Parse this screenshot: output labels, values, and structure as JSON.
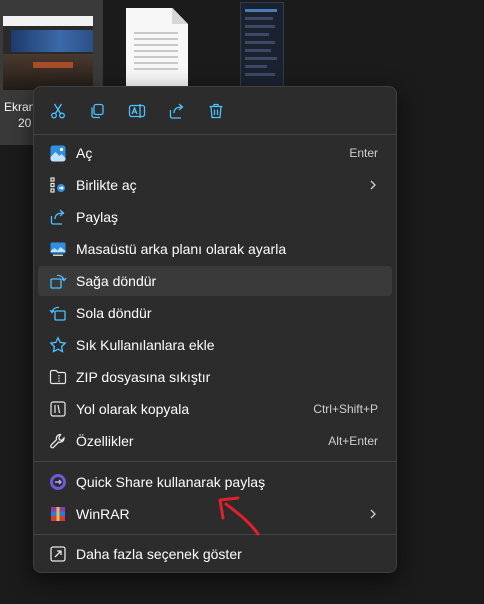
{
  "desktop": {
    "selected_file_caption_line1": "Ekran",
    "selected_file_caption_line2": "20"
  },
  "menu": {
    "toolbar": [
      "cut-icon",
      "copy-icon",
      "rename-icon",
      "share-icon",
      "delete-icon"
    ],
    "items": [
      {
        "label": "Aç",
        "shortcut": "Enter"
      },
      {
        "label": "Birlikte aç",
        "submenu": true
      },
      {
        "label": "Paylaş"
      },
      {
        "label": "Masaüstü arka planı olarak ayarla"
      },
      {
        "label": "Sağa döndür"
      },
      {
        "label": "Sola döndür"
      },
      {
        "label": "Sık Kullanılanlara ekle"
      },
      {
        "label": "ZIP dosyasına sıkıştır"
      },
      {
        "label": "Yol olarak kopyala",
        "shortcut": "Ctrl+Shift+P"
      },
      {
        "label": "Özellikler",
        "shortcut": "Alt+Enter"
      },
      {
        "label": "Quick Share kullanarak paylaş"
      },
      {
        "label": "WinRAR",
        "submenu": true
      },
      {
        "label": "Daha fazla seçenek göster"
      }
    ]
  },
  "colors": {
    "menu_bg": "#2c2c2c",
    "accent_blue": "#4cc2ff",
    "annotation_red": "#e0202a"
  }
}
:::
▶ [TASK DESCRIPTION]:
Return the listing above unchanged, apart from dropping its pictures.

▶ [YOUR SOLUTION]:
Parse this screenshot: output labels, values, and structure as JSON.
{
  "desktop": {
    "selected_file_caption_line1": "Ekran",
    "selected_file_caption_line2": "20"
  },
  "menu": {
    "toolbar": [
      "cut-icon",
      "copy-icon",
      "rename-icon",
      "share-icon",
      "delete-icon"
    ],
    "items": [
      {
        "label": "Aç",
        "shortcut": "Enter"
      },
      {
        "label": "Birlikte aç",
        "submenu": true
      },
      {
        "label": "Paylaş"
      },
      {
        "label": "Masaüstü arka planı olarak ayarla"
      },
      {
        "label": "Sağa döndür"
      },
      {
        "label": "Sola döndür"
      },
      {
        "label": "Sık Kullanılanlara ekle"
      },
      {
        "label": "ZIP dosyasına sıkıştır"
      },
      {
        "label": "Yol olarak kopyala",
        "shortcut": "Ctrl+Shift+P"
      },
      {
        "label": "Özellikler",
        "shortcut": "Alt+Enter"
      },
      {
        "label": "Quick Share kullanarak paylaş"
      },
      {
        "label": "WinRAR",
        "submenu": true
      },
      {
        "label": "Daha fazla seçenek göster"
      }
    ]
  },
  "colors": {
    "menu_bg": "#2c2c2c",
    "accent_blue": "#4cc2ff",
    "annotation_red": "#e0202a"
  }
}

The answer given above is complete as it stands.